While Intel hasn't disclosed the specifics of these processors, its competitive position in the notebook computer market was already solid, and I think these releases will only enhance its leadership there.
New display technology
Intel also talked about its new Intel Low Power Display Technology, which it co-engineered with Sharp and Innolux. The company claims the technology can cut the power consumed by a display in half compared to traditional laptop screens.
"Through continued innovation with the industry, we expect to deliver an additional four to eight hours of local video playback -- that means battery life could be up to 28 hours on some devices," Intel's press release said.
Although this isn't directly related to its core processor technology, Intel is fundamentally a platform company, so it tends to innovate in areas beyond the processor to ensure that systems based on its technologies deliver user-experience improvements. Little things like that can allow Intel-based systems to stand out from the crowd (and that crowd is getting bigger these days), allowing it to defend its market share and even allowing it to, potentially, capture a larger slice of the system bill of materials.
Enthusiast desktop riches
Within the personal computer market, demand and sales continue to grow in the gaming and enthusiast-oriented sub-segment.

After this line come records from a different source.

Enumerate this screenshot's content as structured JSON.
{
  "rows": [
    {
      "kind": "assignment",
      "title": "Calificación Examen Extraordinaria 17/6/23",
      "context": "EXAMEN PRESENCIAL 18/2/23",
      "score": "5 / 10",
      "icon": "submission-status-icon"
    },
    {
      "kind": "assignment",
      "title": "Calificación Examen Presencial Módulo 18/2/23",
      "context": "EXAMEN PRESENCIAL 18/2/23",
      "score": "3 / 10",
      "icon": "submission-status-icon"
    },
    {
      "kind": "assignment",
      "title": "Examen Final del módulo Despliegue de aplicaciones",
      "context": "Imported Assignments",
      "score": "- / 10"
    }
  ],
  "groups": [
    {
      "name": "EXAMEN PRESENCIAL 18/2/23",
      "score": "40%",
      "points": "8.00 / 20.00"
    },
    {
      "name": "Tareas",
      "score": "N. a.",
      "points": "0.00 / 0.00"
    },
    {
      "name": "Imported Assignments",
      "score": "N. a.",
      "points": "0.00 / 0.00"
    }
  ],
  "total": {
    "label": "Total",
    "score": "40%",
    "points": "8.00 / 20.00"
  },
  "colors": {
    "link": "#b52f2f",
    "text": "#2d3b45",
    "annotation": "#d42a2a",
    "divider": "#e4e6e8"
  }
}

On Intel's last earnings call, CEO Brian Krzanich said that the client computing group's revenue was "up 3% despite a declining PC [total addressable market]" thanks to "strength in the commercial and enthusiast segments, leading to a strong Core mix."

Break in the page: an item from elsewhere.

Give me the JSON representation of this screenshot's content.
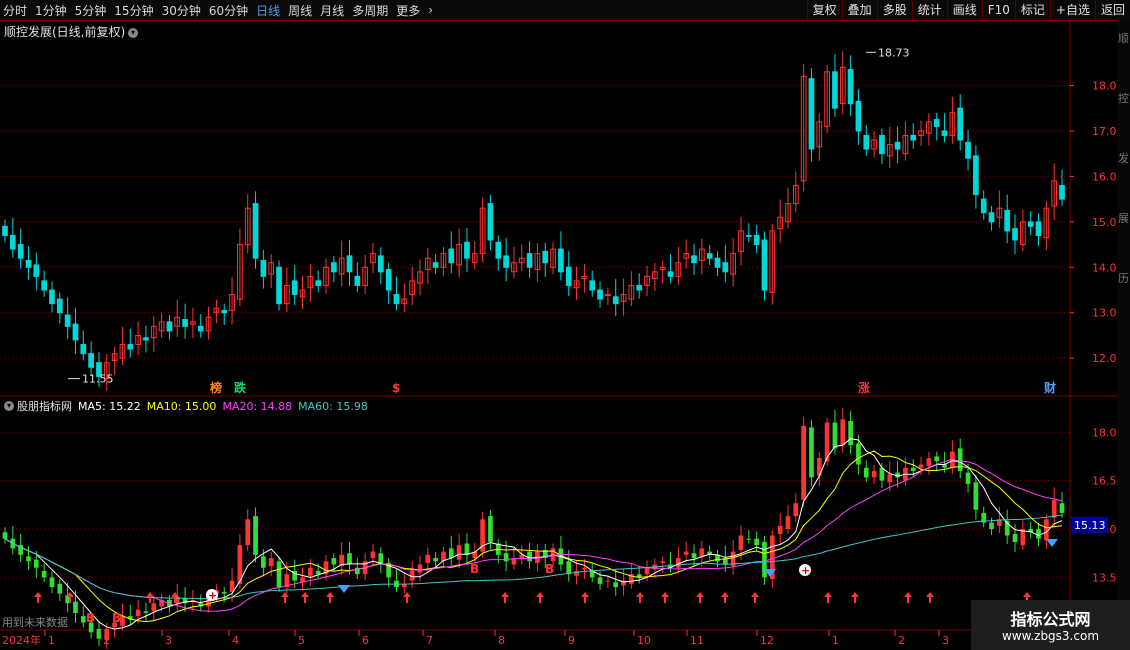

In other words, because a larger percentage of total personal computers sold are going to businesses and enthusiasts, and because those customers tend to buy pricier computers with more expensive Intel chips, Intel's average chip sales prices rose.
It's little surprise, then, that Intel wants to double down on its efforts in this particular corner of the personal computer market, both to capture the growth opportunities and, quite frankly, to fend off fierce competition.

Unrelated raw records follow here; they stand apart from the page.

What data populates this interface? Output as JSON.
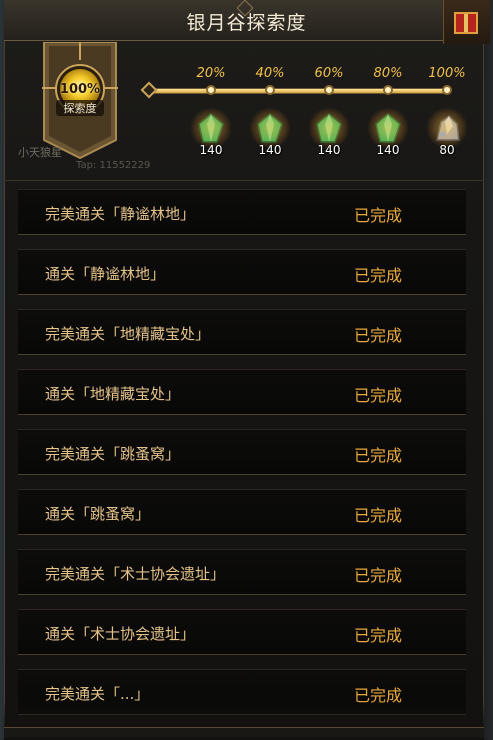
{
  "header": {
    "title": "银月谷探索度"
  },
  "banner": {
    "percent": "100%",
    "label": "探索度",
    "player_name": "小天狼星",
    "player_tap": "Tap: 11552229"
  },
  "progress": {
    "value_percent": 100,
    "milestones": [
      {
        "pct": "20%",
        "reward_count": "140",
        "reward_icon": "green-gem-icon"
      },
      {
        "pct": "40%",
        "reward_count": "140",
        "reward_icon": "green-gem-icon"
      },
      {
        "pct": "60%",
        "reward_count": "140",
        "reward_icon": "green-gem-icon"
      },
      {
        "pct": "80%",
        "reward_count": "140",
        "reward_icon": "green-gem-icon"
      },
      {
        "pct": "100%",
        "reward_count": "80",
        "reward_icon": "silver-ore-icon"
      }
    ]
  },
  "tasks": [
    {
      "label": "完美通关「静谧林地」",
      "status": "已完成"
    },
    {
      "label": "通关「静谧林地」",
      "status": "已完成"
    },
    {
      "label": "完美通关「地精藏宝处」",
      "status": "已完成"
    },
    {
      "label": "通关「地精藏宝处」",
      "status": "已完成"
    },
    {
      "label": "完美通关「跳蚤窝」",
      "status": "已完成"
    },
    {
      "label": "通关「跳蚤窝」",
      "status": "已完成"
    },
    {
      "label": "完美通关「术士协会遗址」",
      "status": "已完成"
    },
    {
      "label": "通关「术士协会遗址」",
      "status": "已完成"
    },
    {
      "label": "完美通关「...」",
      "status": "已完成"
    }
  ],
  "colors": {
    "accent_gold": "#f2c14a",
    "status_orange": "#e9a83c",
    "task_text": "#e4c288"
  }
}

On this front, Intel announced a new chip called the Core i7-8086K. It's a faster version of the Core i7-8700K that launched in Oct. 2017. While the 8700K runs at a base frequency of 3.7GHz and a turbo speed of 4.7GHz, the 8086K runs at a base speed of 4GHz and a turbo speed of 5GHz (bigger numbers equal better performance).
The 8700K was already easily the best desktop processor out there for gaming, and the 8086K should extend the company's lead.
It's worth noting that Intel says that this is a "limited edition processor," but I suspect that the company will sell them just about as quickly as it can make them. More importantly, though, I think this is exactly the kind of part that can help generate a halo effect around the rest of the company's enthusiast desktop processor lineup.
Beyond the Core i7-8086K, Intel said it plans to introduce a new high-end desktop processor family as well as next-generation mainstream desktop processor parts (likely to be branded 9th generation Core) by the end of 2018.
Ultimately, I think Intel's current enthusiast desktop processor lineup is strengthened by the addition of the i7-8086K, and things could get even better on that front when the new high-end desktop and 9th generation Core desktop processors launch.
We're seeing Intel slowly but surely get more in tune with its customer base, particularly with those buyers who are the most enthusiastic about its products (e.g., gamers). On top of that, Intel's news releases focused a lot more than previous ones on processors and computer technology -- the company's core business -- rather than on fluffier subjects like drones or niche use cases.
Although I'm hesitant to make a firm call yet, I think Intel is coming back to its senses and realizing that it's a processor company first, and that consumers and investors are most interested in what it has to say when it talks about how it's bringing leadership offerings to the market.